■ **EXERCISE**: Write out the data again exactly, skipping every picture.

::::::

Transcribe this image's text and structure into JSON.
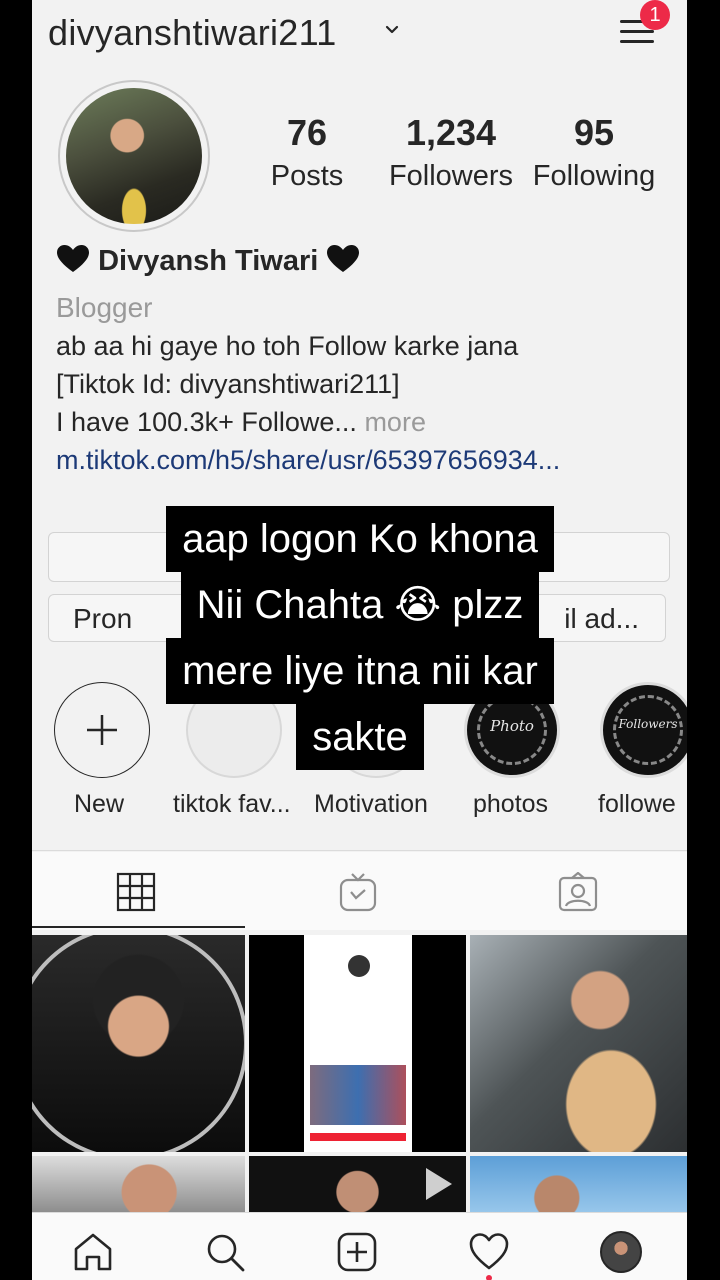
{
  "header": {
    "username": "divyanshtiwari211",
    "notification_count": "1"
  },
  "stats": [
    {
      "value": "76",
      "label": "Posts"
    },
    {
      "value": "1,234",
      "label": "Followers"
    },
    {
      "value": "95",
      "label": "Following"
    }
  ],
  "bio": {
    "name": "Divyansh Tiwari",
    "category": "Blogger",
    "line1": "ab aa hi gaye ho toh Follow karke jana",
    "line2": "[Tiktok Id: divyanshtiwari211]",
    "line3": "I have 100.3k+ Followe...",
    "more": " more",
    "link": "m.tiktok.com/h5/share/usr/65397656934..."
  },
  "buttons": {
    "promotions": "Pron",
    "email": "il ad..."
  },
  "highlights": [
    {
      "label": "New"
    },
    {
      "label": "tiktok fav..."
    },
    {
      "label": "Motivation"
    },
    {
      "label": "photos",
      "cover_text": "Photo"
    },
    {
      "label": "followe",
      "cover_text": "Followers"
    }
  ],
  "caption": {
    "lines": [
      "aap logon Ko khona",
      "Nii Chahta 😭 plzz",
      "mere liye itna nii kar",
      "sakte"
    ]
  },
  "colors": {
    "accent_red": "#ed2a48",
    "link_blue": "#1d3a77",
    "muted_gray": "#9a9a9a"
  },
  "icons": {
    "tabs": [
      "grid-icon",
      "igtv-icon",
      "tagged-icon"
    ],
    "nav": [
      "home-icon",
      "search-icon",
      "add-post-icon",
      "heart-icon",
      "profile-avatar"
    ]
  }
}
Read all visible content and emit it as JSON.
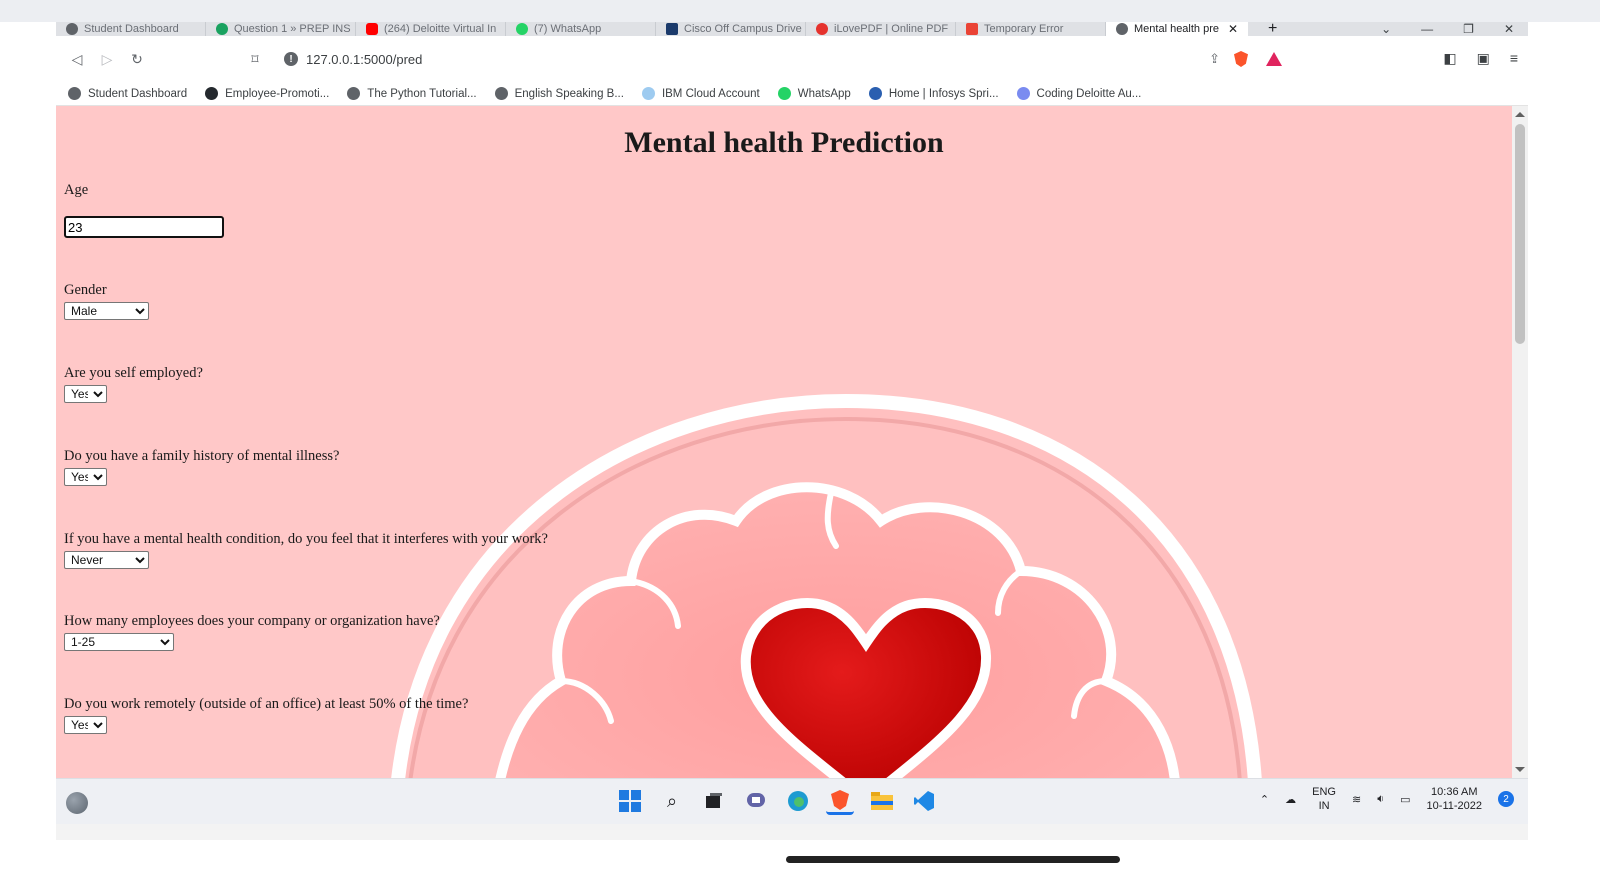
{
  "browser": {
    "tabs": [
      {
        "label": "Student Dashboard",
        "icon": "globe-icon",
        "color": "#5f6368"
      },
      {
        "label": "Question 1 » PREP INS",
        "icon": "prep-icon",
        "color": "#1aa260"
      },
      {
        "label": "(264) Deloitte Virtual In",
        "icon": "youtube-icon",
        "color": "#ff0000"
      },
      {
        "label": "(7) WhatsApp",
        "icon": "whatsapp-icon",
        "color": "#25d366"
      },
      {
        "label": "Cisco Off Campus Drive",
        "icon": "cisco-icon",
        "color": "#1b3a6b"
      },
      {
        "label": "iLovePDF | Online PDF",
        "icon": "ilovepdf-icon",
        "color": "#e5322d"
      },
      {
        "label": "Temporary Error",
        "icon": "gmail-icon",
        "color": "#ea4335"
      }
    ],
    "active_tab": {
      "label": "Mental health pre",
      "icon": "globe-icon"
    },
    "new_tab": "+",
    "url": "127.0.0.1:5000/pred",
    "bookmarks": [
      {
        "label": "Student Dashboard",
        "color": "#5f6368"
      },
      {
        "label": "Employee-Promoti...",
        "color": "#24292e"
      },
      {
        "label": "The Python Tutorial...",
        "color": "#5f6368"
      },
      {
        "label": "English Speaking B...",
        "color": "#5f6368"
      },
      {
        "label": "IBM Cloud Account",
        "color": "#9ecbf0"
      },
      {
        "label": "WhatsApp",
        "color": "#25d366"
      },
      {
        "label": "Home | Infosys Spri...",
        "color": "#2a5fb0"
      },
      {
        "label": "Coding Deloitte Au...",
        "color": "#7a8bf0"
      }
    ]
  },
  "page": {
    "title": "Mental health Prediction",
    "fields": [
      {
        "label": "Age",
        "type": "input",
        "value": "23"
      },
      {
        "label": "Gender",
        "type": "select",
        "value": "Male"
      },
      {
        "label": "Are you self employed?",
        "type": "select",
        "value": "Yes"
      },
      {
        "label": "Do you have a family history of mental illness?",
        "type": "select",
        "value": "Yes"
      },
      {
        "label": "If you have a mental health condition, do you feel that it interferes with your work?",
        "type": "select",
        "value": "Never"
      },
      {
        "label": "How many employees does your company or organization have?",
        "type": "select",
        "value": "1-25"
      },
      {
        "label": "Do you work remotely (outside of an office) at least 50% of the time?",
        "type": "select",
        "value": "Yes"
      }
    ],
    "background_color": "#ffc8c8"
  },
  "taskbar": {
    "language": "ENG",
    "region": "IN",
    "time": "10:36 AM",
    "date": "10-11-2022",
    "notifications": "2"
  }
}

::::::

■ **YOUR SOLUTION**:
Transcribe this image's text and structure into JSON.
{
  "header": {
    "username": "divyanshtiwari211",
    "notification_count": "1"
  },
  "stats": [
    {
      "value": "76",
      "label": "Posts"
    },
    {
      "value": "1,234",
      "label": "Followers"
    },
    {
      "value": "95",
      "label": "Following"
    }
  ],
  "bio": {
    "name": "Divyansh Tiwari",
    "category": "Blogger",
    "line1": "ab aa hi gaye ho toh Follow karke jana",
    "line2": "[Tiktok Id: divyanshtiwari211]",
    "line3": "I have 100.3k+ Followe...",
    "more": " more",
    "link": "m.tiktok.com/h5/share/usr/65397656934..."
  },
  "buttons": {
    "promotions": "Pron",
    "email": "il ad..."
  },
  "highlights": [
    {
      "label": "New"
    },
    {
      "label": "tiktok fav..."
    },
    {
      "label": "Motivation"
    },
    {
      "label": "photos",
      "cover_text": "Photo"
    },
    {
      "label": "followe",
      "cover_text": "Followers"
    }
  ],
  "caption": {
    "lines": [
      "aap logon Ko khona",
      "Nii Chahta 😭 plzz",
      "mere liye itna nii kar",
      "sakte"
    ]
  },
  "colors": {
    "accent_red": "#ed2a48",
    "link_blue": "#1d3a77",
    "muted_gray": "#9a9a9a"
  },
  "icons": {
    "tabs": [
      "grid-icon",
      "igtv-icon",
      "tagged-icon"
    ],
    "nav": [
      "home-icon",
      "search-icon",
      "add-post-icon",
      "heart-icon",
      "profile-avatar"
    ]
  }
}
Read all visible content and emit it as JSON.
{
  "browser": {
    "tabs": [
      {
        "label": "Student Dashboard",
        "icon": "globe-icon",
        "color": "#5f6368"
      },
      {
        "label": "Question 1 » PREP INS",
        "icon": "prep-icon",
        "color": "#1aa260"
      },
      {
        "label": "(264) Deloitte Virtual In",
        "icon": "youtube-icon",
        "color": "#ff0000"
      },
      {
        "label": "(7) WhatsApp",
        "icon": "whatsapp-icon",
        "color": "#25d366"
      },
      {
        "label": "Cisco Off Campus Drive",
        "icon": "cisco-icon",
        "color": "#1b3a6b"
      },
      {
        "label": "iLovePDF | Online PDF",
        "icon": "ilovepdf-icon",
        "color": "#e5322d"
      },
      {
        "label": "Temporary Error",
        "icon": "gmail-icon",
        "color": "#ea4335"
      }
    ],
    "active_tab": {
      "label": "Mental health pre",
      "icon": "globe-icon"
    },
    "new_tab": "+",
    "url": "127.0.0.1:5000/pred",
    "bookmarks": [
      {
        "label": "Student Dashboard",
        "color": "#5f6368"
      },
      {
        "label": "Employee-Promoti...",
        "color": "#24292e"
      },
      {
        "label": "The Python Tutorial...",
        "color": "#5f6368"
      },
      {
        "label": "English Speaking B...",
        "color": "#5f6368"
      },
      {
        "label": "IBM Cloud Account",
        "color": "#9ecbf0"
      },
      {
        "label": "WhatsApp",
        "color": "#25d366"
      },
      {
        "label": "Home | Infosys Spri...",
        "color": "#2a5fb0"
      },
      {
        "label": "Coding Deloitte Au...",
        "color": "#7a8bf0"
      }
    ]
  },
  "page": {
    "title": "Mental health Prediction",
    "fields": [
      {
        "label": "Age",
        "type": "input",
        "value": "23"
      },
      {
        "label": "Gender",
        "type": "select",
        "value": "Male"
      },
      {
        "label": "Are you self employed?",
        "type": "select",
        "value": "Yes"
      },
      {
        "label": "Do you have a family history of mental illness?",
        "type": "select",
        "value": "Yes"
      },
      {
        "label": "If you have a mental health condition, do you feel that it interferes with your work?",
        "type": "select",
        "value": "Never"
      },
      {
        "label": "How many employees does your company or organization have?",
        "type": "select",
        "value": "1-25"
      },
      {
        "label": "Do you work remotely (outside of an office) at least 50% of the time?",
        "type": "select",
        "value": "Yes"
      }
    ],
    "background_color": "#ffc8c8"
  },
  "taskbar": {
    "language": "ENG",
    "region": "IN",
    "time": "10:36 AM",
    "date": "10-11-2022",
    "notifications": "2"
  }
}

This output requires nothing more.